■ PROBLEM DESCRIPTION: Every line of the material that includes the word "background" is to be shown.

☆ ☆ ☆ ☆ ☆

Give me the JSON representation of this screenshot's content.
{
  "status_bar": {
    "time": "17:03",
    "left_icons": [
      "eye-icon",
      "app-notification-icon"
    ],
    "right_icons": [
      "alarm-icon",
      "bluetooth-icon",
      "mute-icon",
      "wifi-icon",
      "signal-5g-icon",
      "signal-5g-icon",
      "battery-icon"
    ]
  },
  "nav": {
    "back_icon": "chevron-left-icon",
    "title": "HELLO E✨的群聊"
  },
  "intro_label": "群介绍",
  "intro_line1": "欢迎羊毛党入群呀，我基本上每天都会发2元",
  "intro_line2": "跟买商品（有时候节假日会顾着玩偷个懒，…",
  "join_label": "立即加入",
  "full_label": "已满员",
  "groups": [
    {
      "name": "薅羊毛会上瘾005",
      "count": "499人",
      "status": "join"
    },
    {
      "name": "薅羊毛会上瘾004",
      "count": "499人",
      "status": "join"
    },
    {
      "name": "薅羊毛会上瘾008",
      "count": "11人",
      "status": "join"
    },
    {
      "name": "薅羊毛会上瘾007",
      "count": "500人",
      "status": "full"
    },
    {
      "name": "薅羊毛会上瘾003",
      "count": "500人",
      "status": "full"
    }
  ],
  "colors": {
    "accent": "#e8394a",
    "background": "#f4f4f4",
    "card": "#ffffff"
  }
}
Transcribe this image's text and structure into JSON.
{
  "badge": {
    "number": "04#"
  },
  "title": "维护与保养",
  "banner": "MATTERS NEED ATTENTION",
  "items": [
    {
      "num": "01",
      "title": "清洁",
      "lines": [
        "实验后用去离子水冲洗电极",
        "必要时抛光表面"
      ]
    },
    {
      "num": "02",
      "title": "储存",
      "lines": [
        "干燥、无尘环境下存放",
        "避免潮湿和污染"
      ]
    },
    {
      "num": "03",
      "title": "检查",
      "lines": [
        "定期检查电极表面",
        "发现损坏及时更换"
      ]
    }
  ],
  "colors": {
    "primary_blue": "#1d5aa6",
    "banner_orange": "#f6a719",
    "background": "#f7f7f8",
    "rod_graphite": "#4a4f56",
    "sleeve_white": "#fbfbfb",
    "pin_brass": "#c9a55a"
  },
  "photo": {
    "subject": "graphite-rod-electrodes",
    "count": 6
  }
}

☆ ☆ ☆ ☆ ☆

■ ANSWER:
    "background": "#f4f4f4",
    "background": "#f7f7f8",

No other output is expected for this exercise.